The boxes will include clothes, nappies and books, but ministers have confirmed they “do not plan to include direct aids to support breast feeding”.
Less than 15% of mothers in the most deprived areas breast feed their babies beyond the first six to eight weeks, compared with just under half in the wealthiest areas.
Overall, Scotland has one of the worst breast feeding rates in the world, with the Royal College of Midwives warning that the sexualisation of women’s bodies is having a knock-on effect on the health of newborns because of the widespread use of formula milk.

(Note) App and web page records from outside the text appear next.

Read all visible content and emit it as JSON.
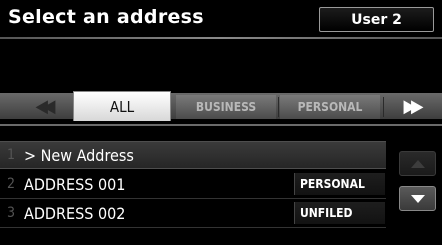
{
  "header": {
    "title": "Select an address",
    "user_button": "User 2"
  },
  "tabs": {
    "prev_icon": "double-left-arrow",
    "next_icon": "double-right-arrow",
    "items": [
      {
        "label": "ALL",
        "selected": true
      },
      {
        "label": "BUSINESS",
        "selected": false
      },
      {
        "label": "PERSONAL",
        "selected": false
      }
    ]
  },
  "list": {
    "rows": [
      {
        "number": "1",
        "label": "> New Address",
        "tag": "",
        "highlighted": true
      },
      {
        "number": "2",
        "label": "ADDRESS 001",
        "tag": "PERSONAL",
        "highlighted": false
      },
      {
        "number": "3",
        "label": "ADDRESS 002",
        "tag": "UNFILED",
        "highlighted": false
      }
    ]
  },
  "scroll": {
    "up_icon": "triangle-up",
    "down_icon": "triangle-down",
    "up_enabled": false,
    "down_enabled": true
  },
  "colors": {
    "background": "#000000",
    "selected_tab": "#ffffff",
    "tab_bar": "#5a5a5a",
    "text": "#ffffff"
  }
}
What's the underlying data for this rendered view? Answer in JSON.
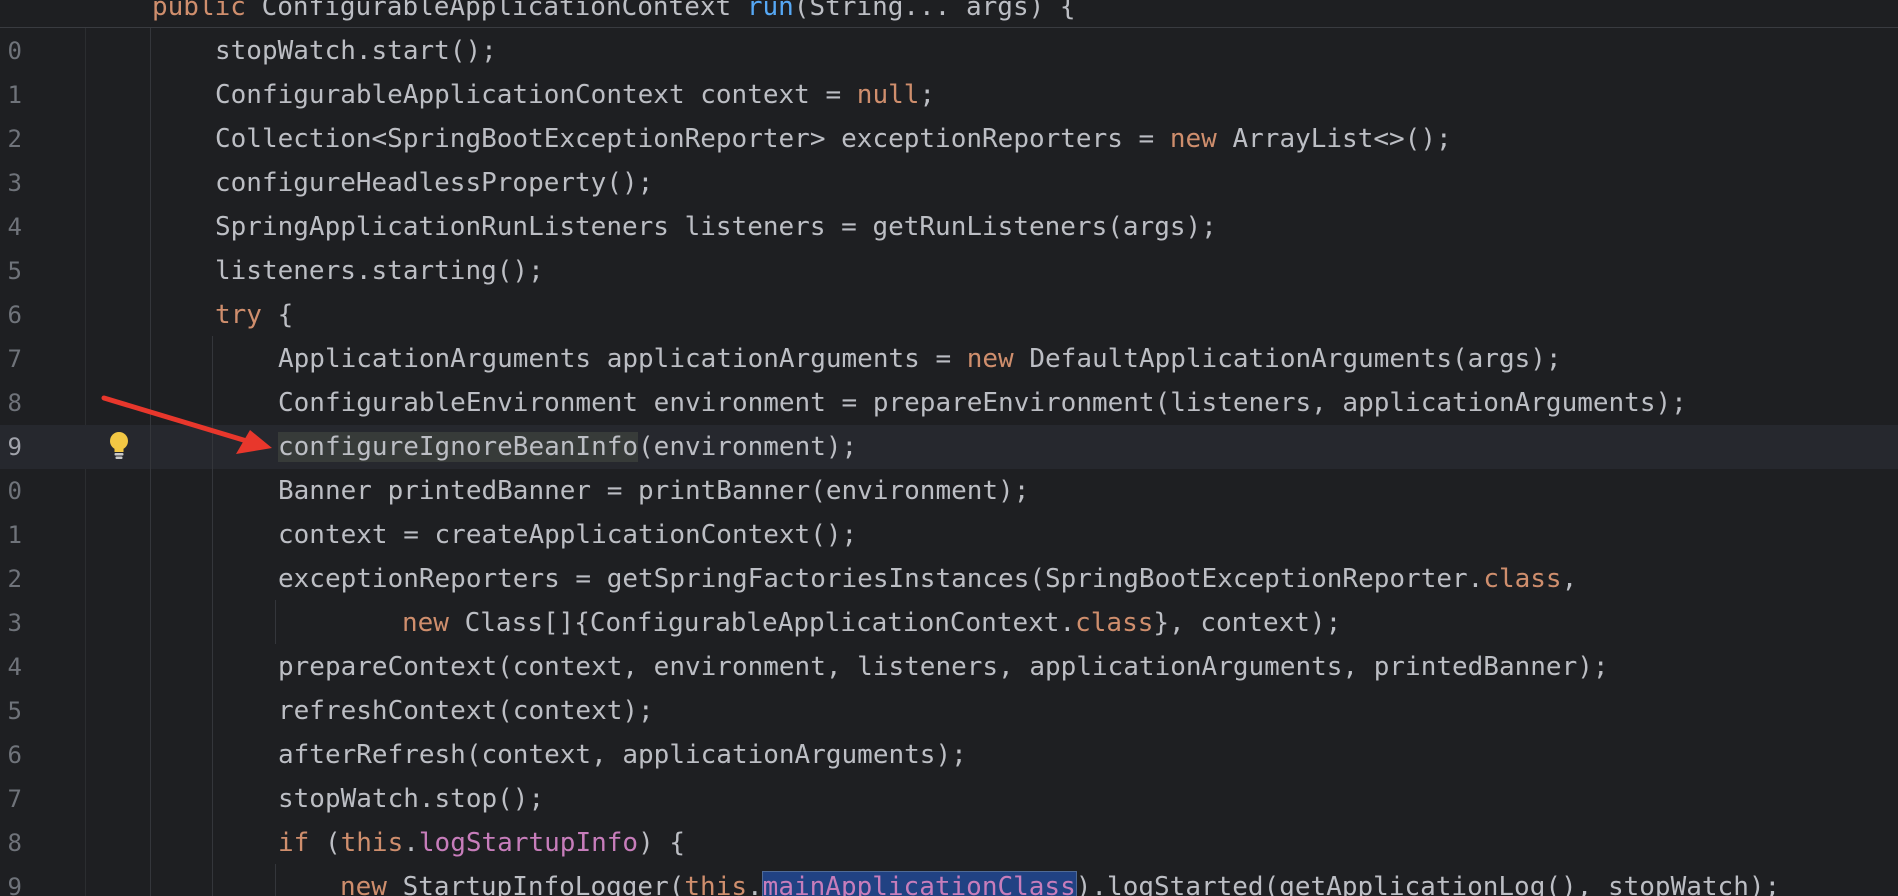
{
  "sticky_header": {
    "text_kw": "public",
    "text_type": " ConfigurableApplicationContext ",
    "text_fn": "run",
    "text_rest": "(String... args) {"
  },
  "lines": [
    {
      "num": "0",
      "parts": [
        [
          "stopWatch.start();",
          "plain"
        ]
      ]
    },
    {
      "num": "1",
      "parts": [
        [
          "ConfigurableApplicationContext context = ",
          "plain"
        ],
        [
          "null",
          "kw"
        ],
        [
          ";",
          "plain"
        ]
      ]
    },
    {
      "num": "2",
      "parts": [
        [
          "Collection<SpringBootExceptionReporter> exceptionReporters = ",
          "plain"
        ],
        [
          "new",
          "kw"
        ],
        [
          " ArrayList<>();",
          "plain"
        ]
      ]
    },
    {
      "num": "3",
      "parts": [
        [
          "configureHeadlessProperty();",
          "plain"
        ]
      ]
    },
    {
      "num": "4",
      "parts": [
        [
          "SpringApplicationRunListeners listeners = getRunListeners(args);",
          "plain"
        ]
      ]
    },
    {
      "num": "5",
      "parts": [
        [
          "listeners.starting();",
          "plain"
        ]
      ]
    },
    {
      "num": "6",
      "parts": [
        [
          "try",
          "kw"
        ],
        [
          " {",
          "plain"
        ]
      ]
    },
    {
      "num": "7",
      "parts": [
        [
          "ApplicationArguments applicationArguments = ",
          "plain"
        ],
        [
          "new",
          "kw"
        ],
        [
          " DefaultApplicationArguments(args);",
          "plain"
        ]
      ]
    },
    {
      "num": "8",
      "parts": [
        [
          "ConfigurableEnvironment environment = prepareEnvironment(listeners, applicationArguments);",
          "plain"
        ]
      ]
    },
    {
      "num": "9",
      "parts": [
        [
          "configureIgnoreBeanInfo",
          "hl-word"
        ],
        [
          "(environment);",
          "plain"
        ]
      ]
    },
    {
      "num": "0",
      "parts": [
        [
          "Banner printedBanner = printBanner(environment);",
          "plain"
        ]
      ]
    },
    {
      "num": "1",
      "parts": [
        [
          "context = createApplicationContext();",
          "plain"
        ]
      ]
    },
    {
      "num": "2",
      "parts": [
        [
          "exceptionReporters = getSpringFactoriesInstances(SpringBootExceptionReporter.",
          "plain"
        ],
        [
          "class",
          "kw"
        ],
        [
          ",",
          "plain"
        ]
      ]
    },
    {
      "num": "3",
      "parts": [
        [
          "new",
          "kw"
        ],
        [
          " Class[]{ConfigurableApplicationContext.",
          "plain"
        ],
        [
          "class",
          "kw"
        ],
        [
          "}, context);",
          "plain"
        ]
      ]
    },
    {
      "num": "4",
      "parts": [
        [
          "prepareContext(context, environment, listeners, applicationArguments, printedBanner);",
          "plain"
        ]
      ]
    },
    {
      "num": "5",
      "parts": [
        [
          "refreshContext(context);",
          "plain"
        ]
      ]
    },
    {
      "num": "6",
      "parts": [
        [
          "afterRefresh(context, applicationArguments);",
          "plain"
        ]
      ]
    },
    {
      "num": "7",
      "parts": [
        [
          "stopWatch.stop();",
          "plain"
        ]
      ]
    },
    {
      "num": "8",
      "parts": [
        [
          "if",
          "kw"
        ],
        [
          " (",
          "plain"
        ],
        [
          "this",
          "kw"
        ],
        [
          ".",
          "plain"
        ],
        [
          "logStartupInfo",
          "field"
        ],
        [
          ") {",
          "plain"
        ]
      ]
    },
    {
      "num": "9",
      "parts": [
        [
          "new",
          "kw"
        ],
        [
          " StartupInfoLogger(",
          "plain"
        ],
        [
          "this",
          "kw"
        ],
        [
          ".",
          "plain"
        ],
        [
          "mainApplicationClass",
          "field sel-word"
        ],
        [
          ").logStarted(getApplicationLog(), stopWatch);",
          "plain"
        ]
      ]
    }
  ],
  "indents": [
    215,
    215,
    215,
    215,
    215,
    215,
    215,
    278,
    278,
    278,
    278,
    278,
    278,
    402,
    278,
    278,
    278,
    278,
    278,
    340
  ],
  "current_line_index": 9,
  "gutter_icon": "lightbulb-icon",
  "annotation_icon": "red-arrow-icon",
  "colors": {
    "background": "#1e1f22",
    "keyword": "#cf8e6d",
    "function": "#56a8f5",
    "field": "#c77dbb",
    "text": "#bcbec4",
    "arrow": "#e8372c",
    "bulb": "#f2c744"
  }
}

Labour inequalities spokesperson Monica Lennon MSP said: “At a time when breast feeding rates in the poorest areas are so low, this looks like a massive missed opportunity to promote breast feeding.
“With breast feeding, babies get natural immunities and fewer infections. They are less likely to be obese in later life.
“It was Labour MSP Elaine Smith who introduced a Breast feeding Act to give mothers the protection to breast feed in public free of stigma, but the SNP government simply has not done enough to promote it since.
“Labour supports the aims behind the baby box but what it actually delivers is essential. Missing basic support like this makes it look like a PR exercise rather than a good piece of public policy.”
The first baby boxes will be send out from Hogmanay in pilot areas, with all new parents across Scotland receiving the support pack from later in 2017. The policy was borrowed from Finland, where the roll out of baby boxes 80 years ago is credited with reducing infant mortality to one of the lowest levels in the world.
Responding to a written parliamentary question from Labour, early years minister Mark McDonald said: “The Baby Box will include materials which promote attachment and which help parents prepare for the arrival of their baby. There will also be a strong focus on joining up core public health messages around things like safe-sleep.
“At present we do not plan to include direct aids to support breast feeding, but we will signpost parents to the new feedgood.scot website so that they can access up-to-date information which will help them make the right feeding choices for their babies.”